The action of reading straight through a collection of Anne Sexton’s poetry is a process of trial and error. After repeated attempts, one finds oneself falling straight through the text—its language too moist, like a piece of cake left soaking far too long in sweet wine. The way one gets after consuming too much sugar: stomach cramps, head both lolling and buzzing simultaneously.

Her images are spun from dirt she’s picked up, cleaned off and presented with the notion that her reader might not know the grime through which she ransacked. If each of her poems were a room, the floor might drop at any moment due to false bottoms.

I began my reading in 1960, To Bedlam and Part Way Back, continued on into 1962, All My Pretty Ones; skipped 1966, Live or Die—I already knew its ending—and then stopped at the backend of 1969, Love Poems, because I had gotten full.  I had eaten my share of languid anguish, and now I needed a month to digest. The journey to this place was one vivid in accounts of tears and absences of breath. By the time I decided to return all the books to the shelf, I worried I might have permanently damaged myself and become glazed over irreparably.

The interest to me was rooted in the matter of a perception of voice. Sexton’s poems in her 1969 collection, Love Poems, are ones that seem to flicker about many different feelings—taking on various personas that match each one. She embodies the hurt lover, the left lover, the rejected lover and the triumphant one. However, Sexton’s poetic tone in general makes it hard to shake the thought that all of these voices are hers—all of these emotions must be personal to actual events. Her poems are widely accepted as confessional, making them vulnerable by default, a problem when trying to embody a more aggressive voice of power. The people whom these poems speak to are assumed to be people made from tangible flesh and blood. Nonetheless, my mind goes to a place of curiosity in that these specific poems are the fantasy. For instance, my collective knowledge of Sexton promotes the idea that, yes, she was the other woman, and I have little doubt that indeed she was, or had been at one point. But I can’t move beyond the intrigue I find in subtle possibilities of fictional gesticulation.
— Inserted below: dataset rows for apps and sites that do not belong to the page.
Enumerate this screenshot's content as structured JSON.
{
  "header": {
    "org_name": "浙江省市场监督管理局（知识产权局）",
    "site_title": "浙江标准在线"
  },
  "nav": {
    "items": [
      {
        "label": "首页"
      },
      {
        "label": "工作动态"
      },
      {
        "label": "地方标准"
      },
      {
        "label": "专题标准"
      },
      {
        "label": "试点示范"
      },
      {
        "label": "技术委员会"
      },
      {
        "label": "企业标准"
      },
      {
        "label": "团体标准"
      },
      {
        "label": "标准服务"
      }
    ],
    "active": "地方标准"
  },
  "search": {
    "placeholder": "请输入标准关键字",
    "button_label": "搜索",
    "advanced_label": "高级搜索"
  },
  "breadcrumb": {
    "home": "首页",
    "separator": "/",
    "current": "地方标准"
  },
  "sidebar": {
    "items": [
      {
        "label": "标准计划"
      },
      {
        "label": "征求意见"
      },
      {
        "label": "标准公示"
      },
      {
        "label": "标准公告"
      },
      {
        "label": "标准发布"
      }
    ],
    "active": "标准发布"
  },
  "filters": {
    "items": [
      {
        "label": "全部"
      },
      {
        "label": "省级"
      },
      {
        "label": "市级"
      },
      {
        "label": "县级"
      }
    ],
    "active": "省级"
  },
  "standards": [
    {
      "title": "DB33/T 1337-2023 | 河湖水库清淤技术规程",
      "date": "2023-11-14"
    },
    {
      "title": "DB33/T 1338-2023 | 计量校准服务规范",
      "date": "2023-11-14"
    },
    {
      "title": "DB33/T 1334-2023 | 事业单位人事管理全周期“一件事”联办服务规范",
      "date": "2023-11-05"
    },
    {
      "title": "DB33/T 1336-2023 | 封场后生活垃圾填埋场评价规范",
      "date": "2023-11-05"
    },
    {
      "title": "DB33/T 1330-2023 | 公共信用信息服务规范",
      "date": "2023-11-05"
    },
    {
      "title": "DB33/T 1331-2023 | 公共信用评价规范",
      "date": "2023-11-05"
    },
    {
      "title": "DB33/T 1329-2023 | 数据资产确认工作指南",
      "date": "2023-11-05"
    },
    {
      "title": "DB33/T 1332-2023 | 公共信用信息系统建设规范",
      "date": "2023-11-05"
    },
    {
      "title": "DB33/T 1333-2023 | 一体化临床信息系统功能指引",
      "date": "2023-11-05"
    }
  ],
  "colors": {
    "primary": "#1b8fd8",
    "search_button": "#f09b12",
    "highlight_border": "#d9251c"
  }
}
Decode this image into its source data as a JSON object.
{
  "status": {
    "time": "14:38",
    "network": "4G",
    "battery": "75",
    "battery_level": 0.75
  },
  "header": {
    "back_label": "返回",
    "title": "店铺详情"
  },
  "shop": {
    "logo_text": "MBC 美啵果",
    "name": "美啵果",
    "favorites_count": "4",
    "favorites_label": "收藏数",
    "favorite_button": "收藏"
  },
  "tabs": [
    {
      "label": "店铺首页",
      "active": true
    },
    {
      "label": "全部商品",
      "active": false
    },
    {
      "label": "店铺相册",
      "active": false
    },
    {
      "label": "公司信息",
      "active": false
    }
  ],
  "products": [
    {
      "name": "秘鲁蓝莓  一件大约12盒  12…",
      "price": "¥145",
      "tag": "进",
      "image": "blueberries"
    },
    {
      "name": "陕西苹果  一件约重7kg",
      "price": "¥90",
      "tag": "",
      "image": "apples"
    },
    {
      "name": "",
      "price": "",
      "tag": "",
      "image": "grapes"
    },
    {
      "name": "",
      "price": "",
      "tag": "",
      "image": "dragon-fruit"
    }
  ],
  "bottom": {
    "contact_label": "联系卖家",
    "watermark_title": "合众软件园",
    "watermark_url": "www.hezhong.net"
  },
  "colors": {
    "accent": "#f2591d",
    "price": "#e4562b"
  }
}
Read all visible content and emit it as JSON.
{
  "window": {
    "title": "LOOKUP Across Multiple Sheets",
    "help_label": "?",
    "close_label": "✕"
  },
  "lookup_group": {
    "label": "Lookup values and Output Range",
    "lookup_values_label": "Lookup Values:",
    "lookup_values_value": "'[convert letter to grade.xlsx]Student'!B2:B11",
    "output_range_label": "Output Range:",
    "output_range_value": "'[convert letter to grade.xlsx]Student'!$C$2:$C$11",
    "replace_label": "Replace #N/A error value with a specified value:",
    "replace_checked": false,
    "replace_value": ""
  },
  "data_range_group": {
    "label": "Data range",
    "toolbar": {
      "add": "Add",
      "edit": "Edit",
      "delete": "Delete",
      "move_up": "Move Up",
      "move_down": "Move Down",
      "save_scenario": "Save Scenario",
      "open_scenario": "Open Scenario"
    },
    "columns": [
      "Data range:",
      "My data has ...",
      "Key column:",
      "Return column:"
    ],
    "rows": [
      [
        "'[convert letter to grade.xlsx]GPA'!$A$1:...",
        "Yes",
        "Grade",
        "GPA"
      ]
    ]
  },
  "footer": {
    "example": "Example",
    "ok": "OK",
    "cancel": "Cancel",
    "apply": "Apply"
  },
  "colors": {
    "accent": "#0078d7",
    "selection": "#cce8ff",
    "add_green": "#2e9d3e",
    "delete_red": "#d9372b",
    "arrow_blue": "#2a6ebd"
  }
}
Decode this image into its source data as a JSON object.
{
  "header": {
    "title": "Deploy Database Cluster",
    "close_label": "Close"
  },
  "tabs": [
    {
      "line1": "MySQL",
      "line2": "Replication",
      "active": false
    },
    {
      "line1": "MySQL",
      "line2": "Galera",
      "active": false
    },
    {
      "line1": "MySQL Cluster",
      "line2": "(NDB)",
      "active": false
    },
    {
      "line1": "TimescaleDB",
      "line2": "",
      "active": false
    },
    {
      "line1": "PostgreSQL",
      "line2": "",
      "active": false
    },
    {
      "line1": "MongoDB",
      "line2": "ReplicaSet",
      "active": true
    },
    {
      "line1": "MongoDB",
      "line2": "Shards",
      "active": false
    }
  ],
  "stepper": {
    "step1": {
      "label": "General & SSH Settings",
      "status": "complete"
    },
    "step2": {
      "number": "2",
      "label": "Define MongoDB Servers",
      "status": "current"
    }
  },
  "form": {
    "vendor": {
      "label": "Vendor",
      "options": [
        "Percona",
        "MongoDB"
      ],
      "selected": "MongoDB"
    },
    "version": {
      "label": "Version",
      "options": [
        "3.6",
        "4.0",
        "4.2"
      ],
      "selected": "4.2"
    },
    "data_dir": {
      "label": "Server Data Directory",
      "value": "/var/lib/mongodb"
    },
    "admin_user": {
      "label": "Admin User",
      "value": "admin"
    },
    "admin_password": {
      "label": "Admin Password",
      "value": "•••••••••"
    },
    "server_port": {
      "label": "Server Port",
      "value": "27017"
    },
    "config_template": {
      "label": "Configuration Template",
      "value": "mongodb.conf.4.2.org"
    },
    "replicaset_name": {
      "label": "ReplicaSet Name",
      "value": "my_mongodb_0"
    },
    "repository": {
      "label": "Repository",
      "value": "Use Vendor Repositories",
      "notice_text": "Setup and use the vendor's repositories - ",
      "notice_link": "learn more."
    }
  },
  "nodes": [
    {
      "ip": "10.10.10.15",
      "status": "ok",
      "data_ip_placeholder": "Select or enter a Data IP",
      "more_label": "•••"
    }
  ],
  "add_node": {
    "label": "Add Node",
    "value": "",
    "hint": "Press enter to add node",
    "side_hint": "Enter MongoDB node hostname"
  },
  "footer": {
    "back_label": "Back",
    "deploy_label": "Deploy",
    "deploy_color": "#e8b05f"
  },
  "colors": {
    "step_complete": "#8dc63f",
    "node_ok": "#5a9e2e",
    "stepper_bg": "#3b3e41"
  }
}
In “The Interrogation of the Man of Many Hearts,” I spent some time flipping this voice, which I’ll refer to as Sexton’s. In my process of reading, she transformed before me from the interrogator (“Who’s she, that one in your arms?”) to the wife being discussed (“Thus I have tied these other knots, yet I would rather not think of them when I speak to you of her.”) and then to the man of many hearts (“You see the song is the life, the life I can’t live.”) But then something interesting occurred, and the poem became reflective. The voice became succinct, it was all the same: the man, the woman, the marriage itself—it was pointed inwards, evaluating what one might see through a glass window.

The collection of these love poems continues to draw me back in its quiet way of actually taking the idea of romantic poetry, and turning it on its own head. In many of these poems, Sexton transforms internally—going from the place of submissive lover to the woman choosing to love herself, all the while romanticizing each of her subjects. “In Celebration of My Uterus,” she elates over her menstruation as the determination that she is in fact not pregnant—using a lyrical, joyous form of verse, as though to say “I am free.” And then in “Song for a Red Nightgown”—I can’t help but think of menstruation, again—she ends the poem with “this nightgown girl, this awesome flyer, has not seen how the moon floats through her and in between.” Like a small internal win amongst many external losses.

Desire is rampant throughout these poems, beautifully so. And I lap it up far too quickly, then get sick, then begin to lap it all up again—because it’s hard to stop, because I want a story and I’m being left with flickering images of goo and all-natural sweetener. The poems support the reader, but only to a point—then the false wood paneling gives out and one realizes that the floor was not the ground, it was just a second story.

Harris Bauer’s “On Anne Sexton” won third prize in the Third Annual School of Visual Arts Writing Program Contest. In 2013, she was awarded first prize for the poem “Cry Wolf.” Harris is a senior in the Visual and Critical Studies program. She has this to say about her essay: “I have mostly been working with the idea of fragmented storytelling. This is technically a critical essay, although it is written with an experimental tone and structure, surrounding a few thoughts I had about Anne Sexton’s poems.”